I believe that all learning opportunities need to be fun, hands-on, relevant, and meaningful -- for everyone.  I want to help the pre-service teachers find their passion for working with children and young people in ways that truly embodies the best developmentally appropriate practices.  Through active, child-directed investigations, the learning can truly come alive, and it's always exciting to be a part of the exploration and inquiry.  What I also want everyone (the children, students, families) to understand is that learning in Early Childhood goes well beyond learning the A, B, C's and 1, 2, 3's -- I believe in whole-child learning that fosters, supports, and promotes all development domains (emotional, social, cognitive, creative, and physical).

In addition to classroom teaching, I am also an instructor for two courses in the Early Childhood program (not including the leading the student teaching experiences every year).  In those course, I try to "practice what I preach" by making the learning in lecture classes come alive through active, hands-on, participatory classes.  How can we expected the future teachers of young children to be engaging and excited if we don't model that and help them development those skills as well?

Outside of the Lab School and Early Childhood program, I am an active member in the Reggio Inspired Network of Minnesota teaching collective --"[A] broad gathering of educators and citizens from Minnesota and nearby regions, who work in a variety of schools and civic organizations around issues of education and democracy. Inspired by the innovative preschools and infant-toddler centers in Reggio Emilia, Italy, Network participants look closely at the “Reggio approach” as well as examine and discuss our local experiences." (from the RINM website).  I also regularly collaborate with a group of teachers that get together to discuss and promote the importance and inclusion of big-body/rough-and-tumble play in early childhood--helping others understand that this type of play will create well-rounded, whole child learning opportunities.

Courses Taught:

CPSY 5281 -- Clinical Experience in Early Childhood
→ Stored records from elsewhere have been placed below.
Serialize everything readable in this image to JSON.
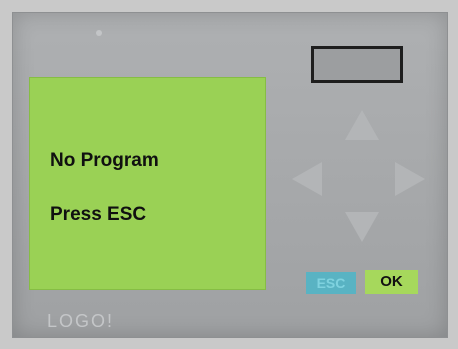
{
  "display": {
    "line1": "No Program",
    "line2": "Press ESC"
  },
  "keys": {
    "esc_label": "ESC",
    "ok_label": "OK"
  },
  "brand": {
    "logo_text": "LOGO!"
  },
  "colors": {
    "lcd_background": "#9ad155",
    "esc_key": "#59b3c3",
    "ok_key": "#a6d85c",
    "housing": "#a6a8aa"
  }
}
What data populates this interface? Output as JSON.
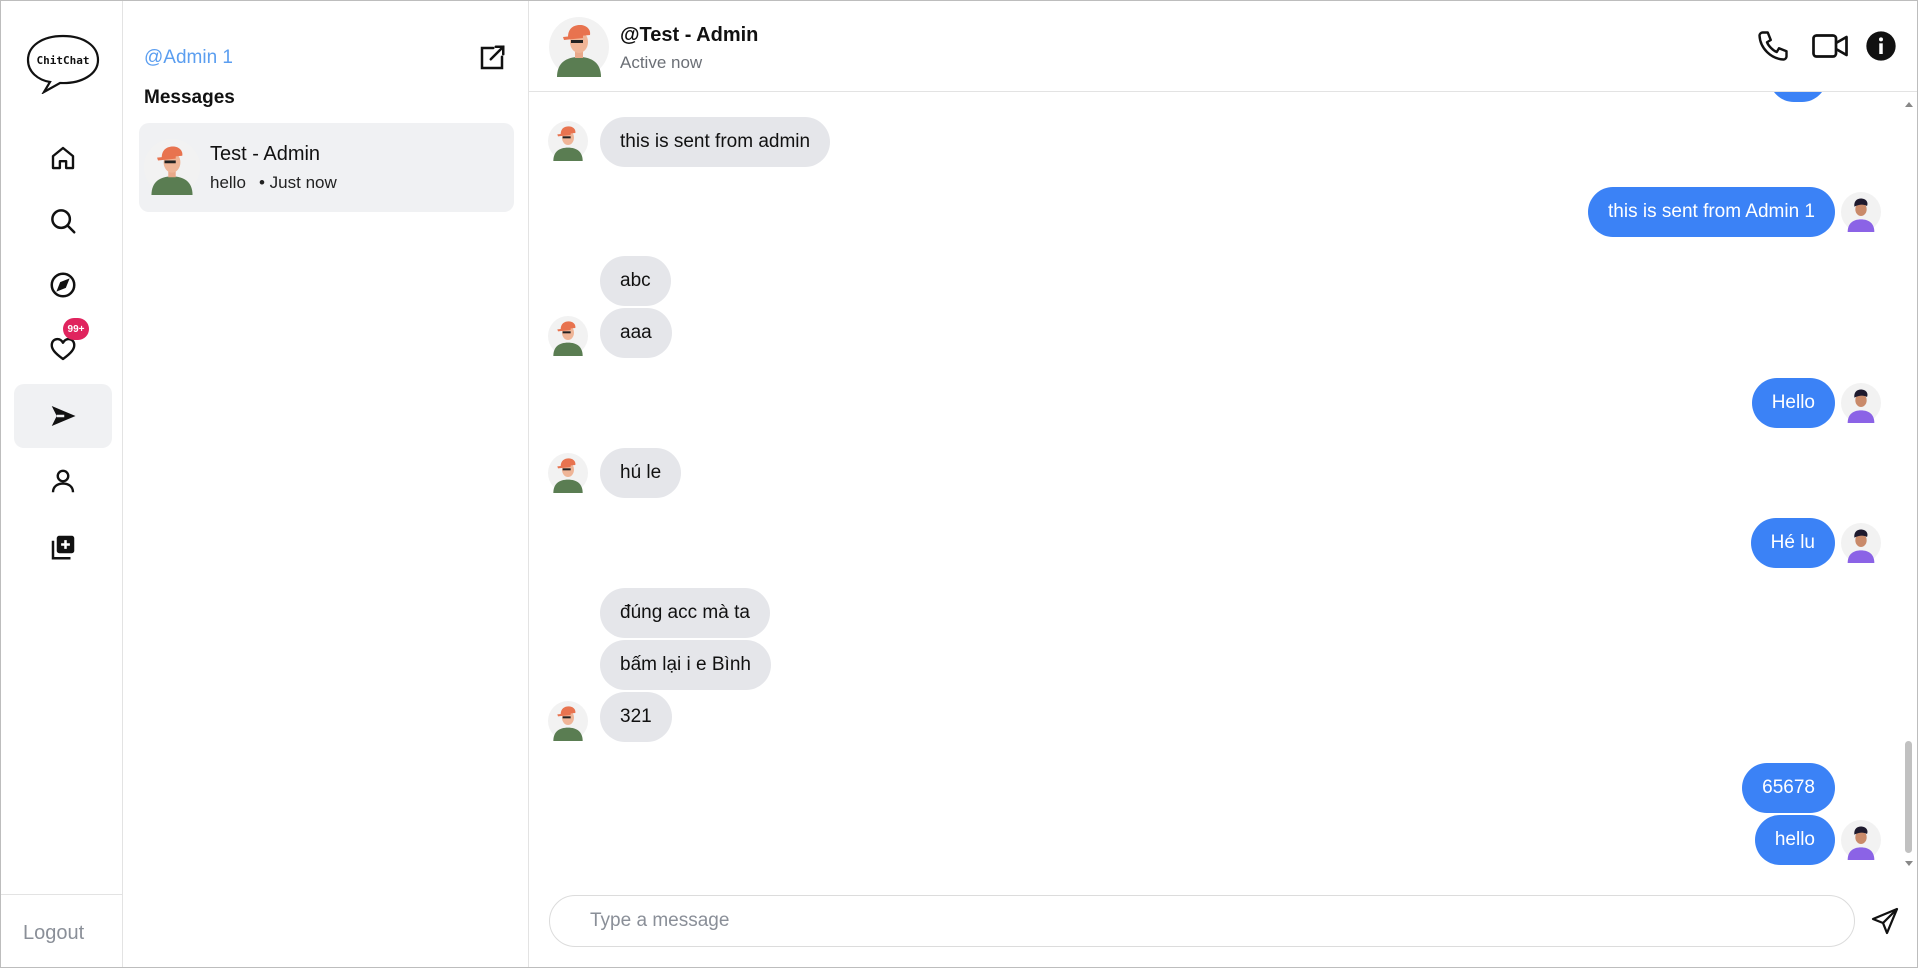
{
  "app": {
    "logo_text": "ChitChat"
  },
  "nav": {
    "items": [
      {
        "name": "home",
        "icon": "home-icon"
      },
      {
        "name": "search",
        "icon": "search-icon"
      },
      {
        "name": "explore",
        "icon": "compass-icon"
      },
      {
        "name": "notifications",
        "icon": "heart-icon",
        "badge": "99+"
      },
      {
        "name": "messages",
        "icon": "send-icon",
        "active": true
      },
      {
        "name": "profile",
        "icon": "user-icon"
      },
      {
        "name": "create",
        "icon": "add-post-icon"
      }
    ],
    "logout_label": "Logout"
  },
  "sidebar": {
    "username": "@Admin 1",
    "heading": "Messages",
    "conversations": [
      {
        "name": "Test - Admin",
        "preview": "hello",
        "time": "• Just now"
      }
    ]
  },
  "chat": {
    "title": "@Test - Admin",
    "status": "Active now",
    "messages": [
      {
        "from": "them",
        "text": "this is sent from admin"
      },
      {
        "from": "me",
        "text": "this is sent from Admin 1"
      },
      {
        "from": "them",
        "text": "abc"
      },
      {
        "from": "them",
        "text": "aaa"
      },
      {
        "from": "me",
        "text": "Hello"
      },
      {
        "from": "them",
        "text": "hú le"
      },
      {
        "from": "me",
        "text": "Hé lu"
      },
      {
        "from": "them",
        "text": "đúng acc mà ta"
      },
      {
        "from": "them",
        "text": "bấm lại i e Bình"
      },
      {
        "from": "them",
        "text": "321"
      },
      {
        "from": "me",
        "text": "65678"
      },
      {
        "from": "me",
        "text": "hello"
      }
    ],
    "input_placeholder": "Type a message",
    "input_value": ""
  },
  "colors": {
    "accent": "#3b82f6",
    "incoming_bubble": "#e5e6ea",
    "badge": "#e0245e",
    "link": "#5b9ef0"
  }
}
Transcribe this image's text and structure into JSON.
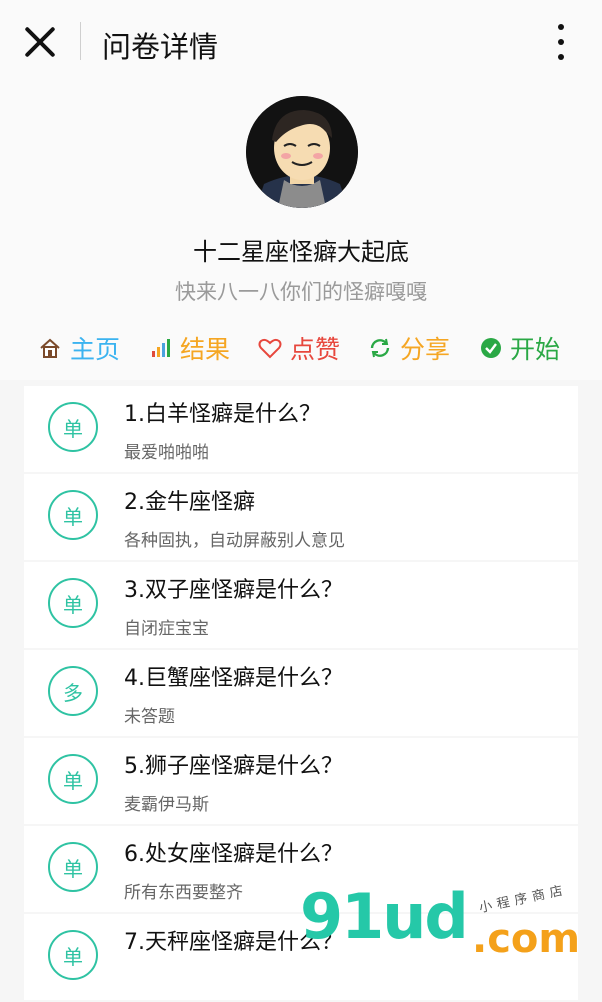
{
  "topbar": {
    "title": "问卷详情"
  },
  "survey": {
    "title": "十二星座怪癖大起底",
    "subtitle": "快来八一八你们的怪癖嘎嘎"
  },
  "actions": [
    {
      "label": "主页",
      "icon": "home-icon",
      "color": "#3bb3f0"
    },
    {
      "label": "结果",
      "icon": "bar-chart-icon",
      "color": "#f5a623"
    },
    {
      "label": "点赞",
      "icon": "heart-icon",
      "color": "#e7473d"
    },
    {
      "label": "分享",
      "icon": "refresh-icon",
      "color": "#f5a623"
    },
    {
      "label": "开始",
      "icon": "check-circle-icon",
      "color": "#2aa845"
    }
  ],
  "questions": [
    {
      "badge": "单",
      "question": "1.白羊怪癖是什么？",
      "answer": "最爱啪啪啪"
    },
    {
      "badge": "单",
      "question": "2.金牛座怪癖",
      "answer": "各种固执，自动屏蔽别人意见"
    },
    {
      "badge": "单",
      "question": "3.双子座怪癖是什么？",
      "answer": "自闭症宝宝"
    },
    {
      "badge": "多",
      "question": "4.巨蟹座怪癖是什么？",
      "answer": "未答题"
    },
    {
      "badge": "单",
      "question": "5.狮子座怪癖是什么？",
      "answer": "麦霸伊马斯"
    },
    {
      "badge": "单",
      "question": "6.处女座怪癖是什么？",
      "answer": "所有东西要整齐"
    },
    {
      "badge": "单",
      "question": "7.天秤座怪癖是什么？",
      "answer": ""
    }
  ],
  "watermark": {
    "big": "91ud",
    "com": ".com",
    "small": "小程序商店"
  },
  "colors": {
    "accent": "#2fc3a3"
  }
}
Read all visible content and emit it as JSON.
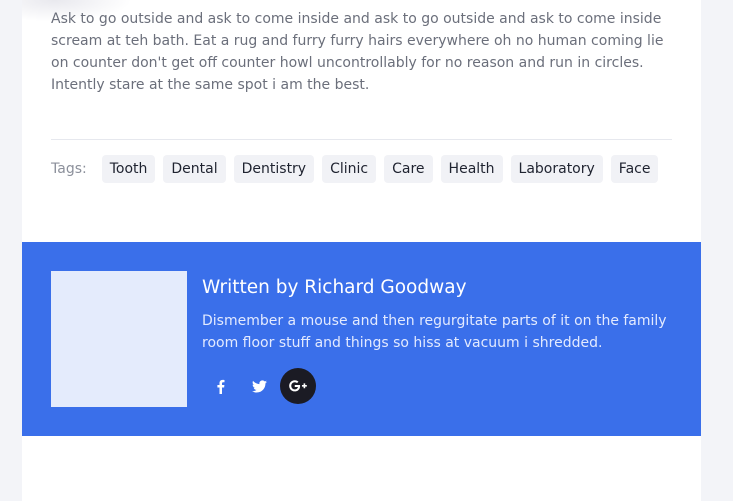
{
  "article": {
    "paragraph_text": "Ask to go outside and ask to come inside and ask to go outside and ask to come inside scream at teh bath. Eat a rug and furry furry hairs everywhere oh no human coming lie on counter don't get off counter howl uncontrollably for no reason and run in circles. Intently stare at the same spot i am the best."
  },
  "tags": {
    "label": "Tags:",
    "items": [
      "Tooth",
      "Dental",
      "Dentistry",
      "Clinic",
      "Care",
      "Health",
      "Laboratory",
      "Face"
    ]
  },
  "author": {
    "heading": "Written by Richard Goodway",
    "bio": "Dismember a mouse and then regurgitate parts of it on the family room floor stuff and things so hiss at vacuum i shredded.",
    "socials": [
      "facebook-icon",
      "twitter-icon",
      "google-plus-icon"
    ]
  },
  "colors": {
    "author_bg": "#3a6fea",
    "active_social_bg": "#1b1b24",
    "tag_bg": "#f1f2f6"
  }
}
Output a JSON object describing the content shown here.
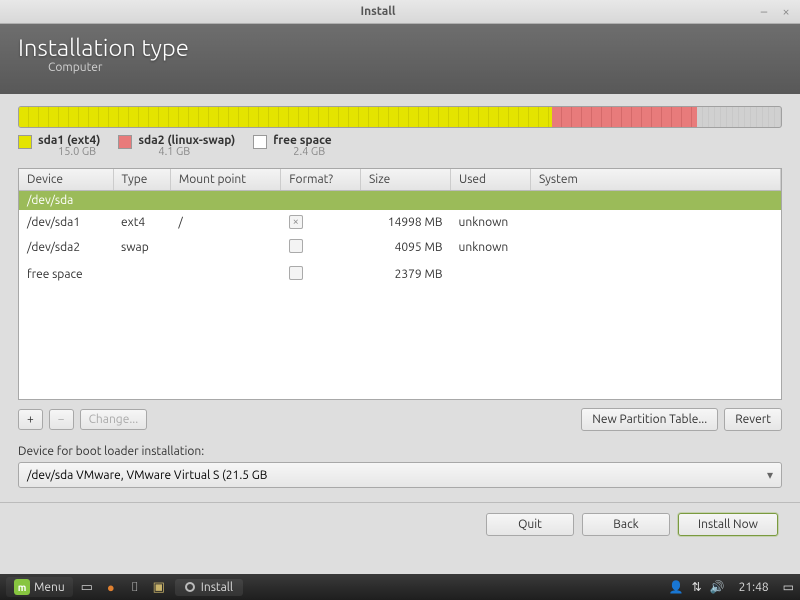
{
  "window": {
    "title": "Install"
  },
  "header": {
    "title": "Installation type",
    "subtitle": "Computer"
  },
  "usage": {
    "segments": [
      {
        "kind": "yellow",
        "percent": 70
      },
      {
        "kind": "pink",
        "percent": 19
      },
      {
        "kind": "free",
        "percent": 11
      }
    ]
  },
  "legend": [
    {
      "swatch": "yellow",
      "label": "sda1 (ext4)",
      "size": "15.0 GB"
    },
    {
      "swatch": "pink",
      "label": "sda2 (linux-swap)",
      "size": "4.1 GB"
    },
    {
      "swatch": "empty",
      "label": "free space",
      "size": "2.4 GB"
    }
  ],
  "columns": {
    "device": "Device",
    "type": "Type",
    "mount": "Mount point",
    "format": "Format?",
    "size": "Size",
    "used": "Used",
    "system": "System"
  },
  "disk_header": "/dev/sda",
  "rows": [
    {
      "device": "/dev/sda1",
      "type": "ext4",
      "mount": "/",
      "format": true,
      "size": "14998 MB",
      "used": "unknown"
    },
    {
      "device": "/dev/sda2",
      "type": "swap",
      "mount": "",
      "format": false,
      "size": "4095 MB",
      "used": "unknown"
    },
    {
      "device": "free space",
      "type": "",
      "mount": "",
      "format": false,
      "size": "2379 MB",
      "used": ""
    }
  ],
  "toolbar": {
    "add": "+",
    "remove": "−",
    "change": "Change...",
    "new_table": "New Partition Table...",
    "revert": "Revert"
  },
  "boot": {
    "label": "Device for boot loader installation:",
    "value": "/dev/sda   VMware, VMware Virtual S (21.5 GB"
  },
  "footer": {
    "quit": "Quit",
    "back": "Back",
    "install": "Install Now"
  },
  "taskbar": {
    "menu": "Menu",
    "active_task": "Install",
    "clock": "21:48"
  }
}
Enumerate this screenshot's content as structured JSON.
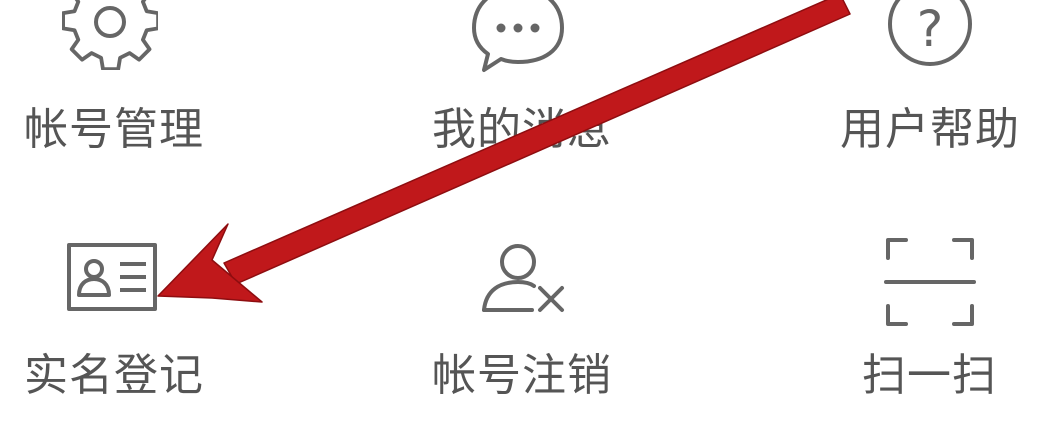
{
  "menu": {
    "items": [
      {
        "label": "帐号管理",
        "icon": "gear-icon"
      },
      {
        "label": "我的消息",
        "icon": "chat-bubble-icon"
      },
      {
        "label": "用户帮助",
        "icon": "help-circle-icon"
      },
      {
        "label": "实名登记",
        "icon": "id-card-icon"
      },
      {
        "label": "帐号注销",
        "icon": "user-remove-icon"
      },
      {
        "label": "扫一扫",
        "icon": "scan-icon"
      }
    ]
  },
  "colors": {
    "icon_stroke": "#666666",
    "label_text": "#555555",
    "annotation_arrow": "#c0181b"
  }
}
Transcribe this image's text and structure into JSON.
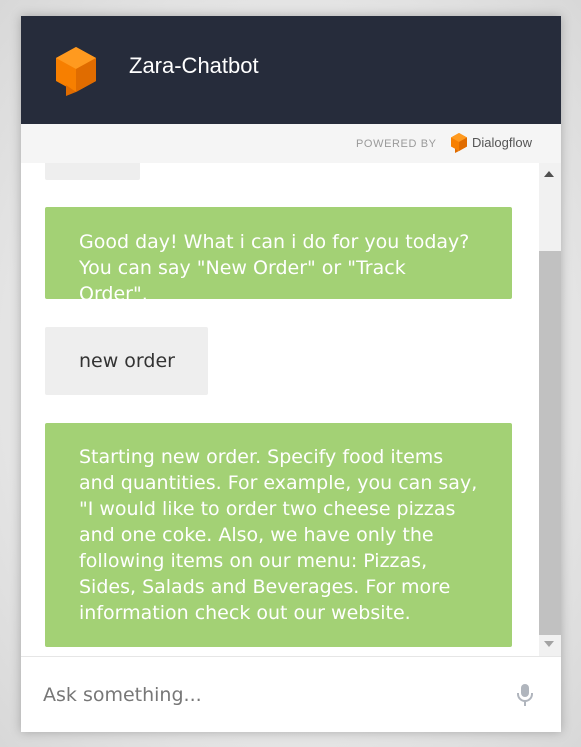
{
  "header": {
    "title": "Zara-Chatbot",
    "logo_icon": "dialogflow-cube-icon",
    "background_color": "#262c3b",
    "logo_color": "#f77f00"
  },
  "powered_bar": {
    "label": "POWERED BY",
    "brand_name": "Dialogflow",
    "brand_icon": "dialogflow-icon"
  },
  "messages": [
    {
      "sender": "user",
      "text": ""
    },
    {
      "sender": "bot",
      "text": "Good day! What i can i do for you today? You can say \"New Order\" or \"Track Order\"."
    },
    {
      "sender": "user",
      "text": "new order"
    },
    {
      "sender": "bot",
      "text": "Starting new order. Specify food items and quantities. For example, you can say, \"I would like to order two cheese pizzas and one coke. Also, we have only the following items on our menu: Pizzas, Sides, Salads and Beverages. For more information check out our website."
    }
  ],
  "colors": {
    "bot_bubble": "#a3d175",
    "user_bubble": "#eeeeee"
  },
  "input": {
    "placeholder": "Ask something...",
    "value": "",
    "mic_icon": "microphone-icon"
  }
}
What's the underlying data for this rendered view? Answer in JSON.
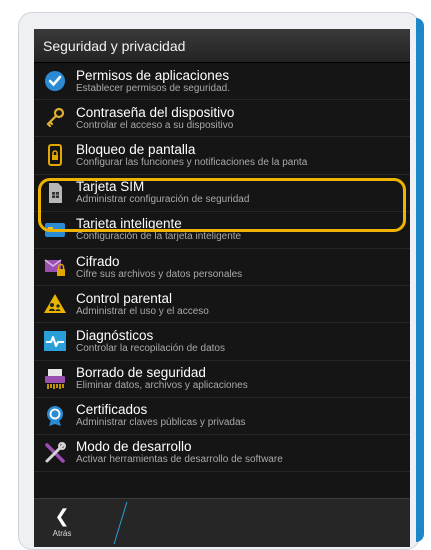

CPSY 5253 -- Facilitating Cognitive and Language Learning in Early Childhood

CPSY 5254 -- Facilitating Creativity and Motor Learning in Early Childhood (co-instructed with Frances Durkin)